As you know, on April 25, the Senate passed S. 1789, the 21st Century Postal Service Act. This measure embraces the postmaster general’s short-term downsizing strategy while failing to adequately address the crushing mandate to pre-fund future retiree health benefits, which will continue to cost the Postal Service about $4.7 billion to $5.3 billion per year, every year, from now on. No other agency or company faces this burden.
On top of that, the bill calls for giving the PMG the authority to propose moving to a five-day delivery schedule in two years, at a cost of 80,000 to 100,000 good-paying middle-class postal jobs, if he feels the cut in service is needed to keep USPS afloat. Slashing so many jobs in the midst of a national jobs crisis would weaken the country’s economic recovery.
If it became law, it would force the USPS to degrade its unique six-day-per-week last-mile mail delivery network in the name of funding future retiree health benefits that are already massively pre-funded. And it would seriously undermine the Postal Service’s ability to build on its growing success in the delivery of residential parcels and e-commerce packages.
And alarmingly, S. 1789 attacks the rights and benefits of postal workers by amending the collective-bargaining provisions of current law to favor postal management and by slashing workers’ compensation benefits for injured workers.
As I mentioned in my e-Activist message the following day, despite all of this bad news, it’s important for us to remain positive because the legislative process is far from over. For one thing, it may take months to get a postal reform bill through the House, which then would be followed by the appointment of a joint House-Senate conference committee whose job it would be to come up with a bill both chambers could pass and the president would be willing to sign.
I also promised you that we would put together a comprehensive reaction to S. 1789 as passed, highlighting the many areas where the bill falls short of addressing the real issues facing the USPS or where it is downright damaging to the network and its employees.
Click here to access this critique posted on nalc.org. Please use this information in any meetings or conversations you will have with your senators and representatives in the coming weeks, to help them understand that they still have a chance to help repair any damage that has been done by the passage of this bill.
Meanwhile, NALC is mobilizing our resources to stage a grassroots and media campaign to oppose the Issa bill in the House of Representatives. I will call on all of you to contribute to this campaign.

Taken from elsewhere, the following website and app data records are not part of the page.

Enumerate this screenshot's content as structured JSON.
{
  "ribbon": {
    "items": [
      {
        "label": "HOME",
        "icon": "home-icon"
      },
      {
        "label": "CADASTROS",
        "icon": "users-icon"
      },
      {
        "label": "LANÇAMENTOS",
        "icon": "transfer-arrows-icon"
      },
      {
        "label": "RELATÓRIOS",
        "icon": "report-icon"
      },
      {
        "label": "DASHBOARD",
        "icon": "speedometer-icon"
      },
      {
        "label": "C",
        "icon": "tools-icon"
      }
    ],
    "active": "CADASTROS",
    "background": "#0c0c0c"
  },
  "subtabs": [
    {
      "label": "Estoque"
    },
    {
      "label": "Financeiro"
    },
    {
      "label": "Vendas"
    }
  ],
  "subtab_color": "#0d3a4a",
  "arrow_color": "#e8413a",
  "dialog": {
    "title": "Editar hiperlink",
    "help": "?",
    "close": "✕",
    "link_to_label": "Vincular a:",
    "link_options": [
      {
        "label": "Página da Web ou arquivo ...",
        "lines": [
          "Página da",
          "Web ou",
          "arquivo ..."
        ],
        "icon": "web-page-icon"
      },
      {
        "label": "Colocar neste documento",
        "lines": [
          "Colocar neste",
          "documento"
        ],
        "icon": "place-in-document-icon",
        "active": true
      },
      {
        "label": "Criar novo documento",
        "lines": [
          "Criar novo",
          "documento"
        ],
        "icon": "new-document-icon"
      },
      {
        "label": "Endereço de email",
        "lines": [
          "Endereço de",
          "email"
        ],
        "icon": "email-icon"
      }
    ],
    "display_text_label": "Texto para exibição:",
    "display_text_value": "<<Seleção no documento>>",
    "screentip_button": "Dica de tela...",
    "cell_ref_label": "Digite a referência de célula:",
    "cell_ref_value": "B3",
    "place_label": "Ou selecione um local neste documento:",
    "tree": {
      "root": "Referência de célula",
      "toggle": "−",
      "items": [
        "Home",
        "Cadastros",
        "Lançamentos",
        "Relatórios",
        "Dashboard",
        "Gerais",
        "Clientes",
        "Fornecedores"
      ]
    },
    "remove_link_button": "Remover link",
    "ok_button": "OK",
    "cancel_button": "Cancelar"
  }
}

Thank you for your continued hard work and dedication as we continue our fight to save the Postal Service and do what we can to spur it toward creating a business model to help it thrive for decades to come.
Fredric V. Rolando, President
National Association of Letter Carriers